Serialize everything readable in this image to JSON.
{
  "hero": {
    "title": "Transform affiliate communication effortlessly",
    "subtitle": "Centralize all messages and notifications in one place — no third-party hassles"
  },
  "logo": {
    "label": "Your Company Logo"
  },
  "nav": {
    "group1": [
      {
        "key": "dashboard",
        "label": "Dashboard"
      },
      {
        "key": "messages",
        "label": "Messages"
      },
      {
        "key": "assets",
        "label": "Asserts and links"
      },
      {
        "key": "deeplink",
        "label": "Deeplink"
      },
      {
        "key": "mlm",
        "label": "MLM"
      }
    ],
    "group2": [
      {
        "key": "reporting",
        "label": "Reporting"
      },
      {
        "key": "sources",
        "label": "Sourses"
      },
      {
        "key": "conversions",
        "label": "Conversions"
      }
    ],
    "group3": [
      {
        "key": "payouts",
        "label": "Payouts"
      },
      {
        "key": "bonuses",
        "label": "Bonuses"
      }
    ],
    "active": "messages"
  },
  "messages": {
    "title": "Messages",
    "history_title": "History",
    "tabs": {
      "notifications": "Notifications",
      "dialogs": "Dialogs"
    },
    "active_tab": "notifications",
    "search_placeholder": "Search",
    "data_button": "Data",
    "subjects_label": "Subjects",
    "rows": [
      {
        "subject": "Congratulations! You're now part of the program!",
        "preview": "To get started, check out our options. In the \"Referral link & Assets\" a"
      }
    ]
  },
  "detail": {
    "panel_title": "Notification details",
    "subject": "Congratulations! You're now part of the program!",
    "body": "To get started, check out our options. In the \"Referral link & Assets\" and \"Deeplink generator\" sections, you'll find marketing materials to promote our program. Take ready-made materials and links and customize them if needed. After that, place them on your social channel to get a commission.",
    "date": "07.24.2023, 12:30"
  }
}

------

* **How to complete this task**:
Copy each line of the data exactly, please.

* **Answer area**:
Serialize everything readable in this image to JSON.
{
  "hero": {
    "title": "Transform affiliate communication effortlessly",
    "subtitle": "Centralize all messages and notifications in one place — no third-party hassles"
  },
  "logo": {
    "label": "Your Company Logo"
  },
  "nav": {
    "group1": [
      {
        "key": "dashboard",
        "label": "Dashboard"
      },
      {
        "key": "messages",
        "label": "Messages"
      },
      {
        "key": "assets",
        "label": "Asserts and links"
      },
      {
        "key": "deeplink",
        "label": "Deeplink"
      },
      {
        "key": "mlm",
        "label": "MLM"
      }
    ],
    "group2": [
      {
        "key": "reporting",
        "label": "Reporting"
      },
      {
        "key": "sources",
        "label": "Sourses"
      },
      {
        "key": "conversions",
        "label": "Conversions"
      }
    ],
    "group3": [
      {
        "key": "payouts",
        "label": "Payouts"
      },
      {
        "key": "bonuses",
        "label": "Bonuses"
      }
    ],
    "active": "messages"
  },
  "messages": {
    "title": "Messages",
    "history_title": "History",
    "tabs": {
      "notifications": "Notifications",
      "dialogs": "Dialogs"
    },
    "active_tab": "notifications",
    "search_placeholder": "Search",
    "data_button": "Data",
    "subjects_label": "Subjects",
    "rows": [
      {
        "subject": "Congratulations! You're now part of the program!",
        "preview": "To get started, check out our options. In the \"Referral link & Assets\" a"
      }
    ]
  },
  "detail": {
    "panel_title": "Notification details",
    "subject": "Congratulations! You're now part of the program!",
    "body": "To get started, check out our options. In the \"Referral link & Assets\" and \"Deeplink generator\" sections, you'll find marketing materials to promote our program. Take ready-made materials and links and customize them if needed. After that, place them on your social channel to get a commission.",
    "date": "07.24.2023, 12:30"
  }
}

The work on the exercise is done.